“It’s going to trickle down to our kids,” Gabriel said. “And I know it’s going to live on for a long time. … It’s crazy how I’m well past his time, and I can really feel it.”
Gabriel did not suggest that his boxing workouts this past offseason were an attempt to emulate Ali. It was almost coincidental. His trainer happened to teach boxing.
“So I decided to try some boxing for conditioning,” he said, “and I just got into it. … It was pretty fun. All of a sudden, I had to start looking for new sparring partners and I started getting into it.”
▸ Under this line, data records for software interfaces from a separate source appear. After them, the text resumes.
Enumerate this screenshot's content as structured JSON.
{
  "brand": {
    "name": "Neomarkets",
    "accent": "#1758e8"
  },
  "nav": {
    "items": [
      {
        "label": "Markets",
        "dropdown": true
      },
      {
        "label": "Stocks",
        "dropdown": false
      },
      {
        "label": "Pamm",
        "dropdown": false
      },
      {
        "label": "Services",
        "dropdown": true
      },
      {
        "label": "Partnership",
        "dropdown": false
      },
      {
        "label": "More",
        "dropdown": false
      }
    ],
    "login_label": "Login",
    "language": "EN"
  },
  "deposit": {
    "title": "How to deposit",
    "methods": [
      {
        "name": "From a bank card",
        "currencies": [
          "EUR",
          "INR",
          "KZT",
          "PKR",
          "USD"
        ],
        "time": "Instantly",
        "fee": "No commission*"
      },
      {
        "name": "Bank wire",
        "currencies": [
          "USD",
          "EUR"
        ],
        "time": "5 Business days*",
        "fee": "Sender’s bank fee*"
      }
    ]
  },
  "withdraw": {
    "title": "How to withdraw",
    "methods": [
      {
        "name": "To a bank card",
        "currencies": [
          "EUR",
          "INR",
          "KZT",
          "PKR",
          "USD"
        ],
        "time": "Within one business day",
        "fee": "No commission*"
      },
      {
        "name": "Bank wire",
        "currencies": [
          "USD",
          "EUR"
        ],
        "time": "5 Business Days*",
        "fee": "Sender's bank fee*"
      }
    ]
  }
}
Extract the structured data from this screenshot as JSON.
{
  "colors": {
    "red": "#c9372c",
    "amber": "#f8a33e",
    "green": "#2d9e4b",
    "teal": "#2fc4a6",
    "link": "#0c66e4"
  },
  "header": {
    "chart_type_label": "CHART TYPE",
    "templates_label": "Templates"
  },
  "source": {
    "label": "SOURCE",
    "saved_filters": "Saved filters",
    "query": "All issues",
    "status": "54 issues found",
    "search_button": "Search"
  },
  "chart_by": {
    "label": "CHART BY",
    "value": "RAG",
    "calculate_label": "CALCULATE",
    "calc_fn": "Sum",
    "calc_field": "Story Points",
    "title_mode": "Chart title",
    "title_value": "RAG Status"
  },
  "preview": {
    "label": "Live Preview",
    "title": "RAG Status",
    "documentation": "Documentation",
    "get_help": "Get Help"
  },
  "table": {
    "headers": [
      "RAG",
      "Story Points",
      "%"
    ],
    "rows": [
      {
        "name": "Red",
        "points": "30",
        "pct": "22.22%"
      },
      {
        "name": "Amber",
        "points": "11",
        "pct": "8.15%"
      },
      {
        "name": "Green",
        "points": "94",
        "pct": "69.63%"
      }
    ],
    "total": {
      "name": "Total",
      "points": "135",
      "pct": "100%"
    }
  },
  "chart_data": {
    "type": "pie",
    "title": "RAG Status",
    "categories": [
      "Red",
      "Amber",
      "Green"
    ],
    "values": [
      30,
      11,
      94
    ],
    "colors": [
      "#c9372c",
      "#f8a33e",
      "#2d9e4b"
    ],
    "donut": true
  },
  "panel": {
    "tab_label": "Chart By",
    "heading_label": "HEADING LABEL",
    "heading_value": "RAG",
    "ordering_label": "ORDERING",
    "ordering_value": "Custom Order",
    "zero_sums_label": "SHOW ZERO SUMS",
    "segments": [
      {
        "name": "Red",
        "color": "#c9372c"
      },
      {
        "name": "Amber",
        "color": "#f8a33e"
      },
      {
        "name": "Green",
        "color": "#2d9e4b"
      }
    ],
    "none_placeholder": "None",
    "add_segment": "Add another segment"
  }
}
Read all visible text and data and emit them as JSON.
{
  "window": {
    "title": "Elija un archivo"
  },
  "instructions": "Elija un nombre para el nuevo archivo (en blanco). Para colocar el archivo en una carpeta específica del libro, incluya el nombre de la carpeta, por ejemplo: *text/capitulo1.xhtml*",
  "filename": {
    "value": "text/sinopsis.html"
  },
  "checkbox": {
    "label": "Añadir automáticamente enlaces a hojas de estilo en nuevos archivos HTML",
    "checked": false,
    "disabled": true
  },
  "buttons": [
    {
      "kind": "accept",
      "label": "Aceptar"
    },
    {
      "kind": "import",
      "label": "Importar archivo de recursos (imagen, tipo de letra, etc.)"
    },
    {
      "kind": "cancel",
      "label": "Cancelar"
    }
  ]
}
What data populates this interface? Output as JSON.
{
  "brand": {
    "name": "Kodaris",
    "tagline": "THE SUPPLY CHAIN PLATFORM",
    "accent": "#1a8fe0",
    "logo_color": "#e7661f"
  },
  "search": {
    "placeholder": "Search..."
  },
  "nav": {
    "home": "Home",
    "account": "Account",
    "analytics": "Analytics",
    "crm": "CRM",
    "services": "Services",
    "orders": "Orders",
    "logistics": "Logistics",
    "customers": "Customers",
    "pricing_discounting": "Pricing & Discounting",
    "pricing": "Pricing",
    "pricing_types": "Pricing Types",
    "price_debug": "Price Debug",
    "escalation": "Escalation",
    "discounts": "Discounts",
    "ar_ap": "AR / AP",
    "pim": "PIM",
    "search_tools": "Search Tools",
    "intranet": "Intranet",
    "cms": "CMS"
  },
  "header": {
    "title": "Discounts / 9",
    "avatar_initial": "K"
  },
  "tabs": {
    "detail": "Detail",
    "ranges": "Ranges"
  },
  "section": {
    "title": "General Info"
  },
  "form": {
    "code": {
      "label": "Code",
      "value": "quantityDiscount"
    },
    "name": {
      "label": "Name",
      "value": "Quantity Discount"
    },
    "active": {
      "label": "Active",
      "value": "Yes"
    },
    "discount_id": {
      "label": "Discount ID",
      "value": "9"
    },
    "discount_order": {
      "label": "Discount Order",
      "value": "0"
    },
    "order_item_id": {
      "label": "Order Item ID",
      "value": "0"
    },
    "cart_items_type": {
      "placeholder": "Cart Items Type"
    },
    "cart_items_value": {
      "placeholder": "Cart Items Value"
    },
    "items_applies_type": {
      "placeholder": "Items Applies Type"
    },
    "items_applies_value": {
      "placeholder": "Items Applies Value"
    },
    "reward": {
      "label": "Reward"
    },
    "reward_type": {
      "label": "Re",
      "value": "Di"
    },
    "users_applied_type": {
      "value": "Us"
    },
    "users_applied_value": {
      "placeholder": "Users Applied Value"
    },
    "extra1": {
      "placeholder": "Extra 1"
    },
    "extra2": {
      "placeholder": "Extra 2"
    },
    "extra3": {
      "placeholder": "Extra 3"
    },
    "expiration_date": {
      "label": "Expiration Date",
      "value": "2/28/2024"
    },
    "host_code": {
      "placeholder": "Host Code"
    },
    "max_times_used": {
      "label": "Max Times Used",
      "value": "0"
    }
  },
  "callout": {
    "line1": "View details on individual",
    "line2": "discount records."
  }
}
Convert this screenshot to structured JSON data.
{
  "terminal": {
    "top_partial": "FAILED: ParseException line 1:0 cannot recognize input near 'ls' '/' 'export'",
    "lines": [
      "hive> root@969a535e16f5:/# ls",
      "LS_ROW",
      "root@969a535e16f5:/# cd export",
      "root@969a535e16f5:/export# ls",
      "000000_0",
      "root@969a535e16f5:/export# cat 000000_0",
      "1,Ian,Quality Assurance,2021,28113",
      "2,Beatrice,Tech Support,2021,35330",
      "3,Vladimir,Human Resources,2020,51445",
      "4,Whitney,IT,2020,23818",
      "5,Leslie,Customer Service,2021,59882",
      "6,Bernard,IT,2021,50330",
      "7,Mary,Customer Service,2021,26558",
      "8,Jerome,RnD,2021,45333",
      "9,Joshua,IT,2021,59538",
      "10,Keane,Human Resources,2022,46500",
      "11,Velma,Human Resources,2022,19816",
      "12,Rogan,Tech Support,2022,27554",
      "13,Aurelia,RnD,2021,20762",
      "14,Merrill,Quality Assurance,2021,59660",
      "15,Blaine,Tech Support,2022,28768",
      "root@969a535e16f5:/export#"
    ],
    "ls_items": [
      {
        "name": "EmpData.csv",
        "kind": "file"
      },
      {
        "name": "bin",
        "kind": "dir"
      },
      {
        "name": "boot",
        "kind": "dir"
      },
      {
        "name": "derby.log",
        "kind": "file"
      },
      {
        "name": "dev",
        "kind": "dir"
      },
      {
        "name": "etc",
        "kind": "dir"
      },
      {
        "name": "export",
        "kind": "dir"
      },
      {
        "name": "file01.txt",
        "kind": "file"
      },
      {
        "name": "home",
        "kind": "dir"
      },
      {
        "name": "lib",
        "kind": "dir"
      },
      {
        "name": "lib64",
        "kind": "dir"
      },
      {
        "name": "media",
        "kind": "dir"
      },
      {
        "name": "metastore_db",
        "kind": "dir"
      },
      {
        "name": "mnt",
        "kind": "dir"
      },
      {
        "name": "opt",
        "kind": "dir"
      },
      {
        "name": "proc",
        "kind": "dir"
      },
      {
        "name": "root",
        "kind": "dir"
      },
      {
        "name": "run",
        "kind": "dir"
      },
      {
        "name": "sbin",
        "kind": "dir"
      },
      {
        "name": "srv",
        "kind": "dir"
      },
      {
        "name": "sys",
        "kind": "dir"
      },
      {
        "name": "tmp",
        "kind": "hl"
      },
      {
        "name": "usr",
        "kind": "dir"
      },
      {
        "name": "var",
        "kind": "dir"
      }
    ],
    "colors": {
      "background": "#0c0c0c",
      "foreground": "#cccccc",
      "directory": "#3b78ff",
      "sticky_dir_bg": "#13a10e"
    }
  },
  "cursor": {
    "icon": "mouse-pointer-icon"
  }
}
Kentucky basketball being a realm where hyperbole thrives, Gabriel instantly became more than a novice. One website declared video of him throwing punches “pretty impressive.” Another website labeled him “Wallopin’ Wenyen.”
Gabriel said neither he nor others in the workouts were walloping anyone. They concentrated on conditioning, using the speed bag and heavy bag.
“We sparred at the end of every workout,” he said.
When asked if he threw any knockout punches, Gabriel said, “We’re not trying to knock each other out. I really learned how to use my length a lot. That’s what really helped me out with boxing.”
It’s a safe bet that UK Coach John Calipari will implore his players to show more fight this coming season. If form holds, he will call repeatedly for his players to fight. Fight!
Gabriel hopes the boxing can help improve his basketball ability, just not in the sense of literally fighting an opponent.
“Basketball is almost like a fight …,” Gabriel said. “It’s, like, how you use your will to push through. In basketball a lot of times, you can just outwill the other team and win the game. In fighting, you can outwill your opponent.”
Gabriel’s will to box needed improvement. Of his initial reaction to boxing, he said, “I got tired quick. What?! This round is long as heck. Yeah, it was fun after that. It’s a mental game as well.”
His freshman season was something of a culture shock. Gabriel was not ready for the physical and mental demands that come with playing for Kentucky. His impact decreased as the season played out. He made only one of 19 shots after Feb. 21.
“You come in, you really don’t know what to expect,” he said. “Now, coming back, I know what to expect. And I can actually have a plan for it and I can be prepared for it.”
Gabriel said that all of his weightlifting numbers increased. “My mobility is the biggest thing,” he said. “I’m really proud of that.”
UK Coach John Calipari all but gushed about the improvement he saw upon Gabriel’s return to Lexington. For a Kentucky team expected to be remarkably reliant on freshmen — even by Kentucky standards — this improvement was most welcomed.
“Wenyen Gabriel is playing much better, thank God,” Calipari said. “So he’s not the same guy he was a year ago.”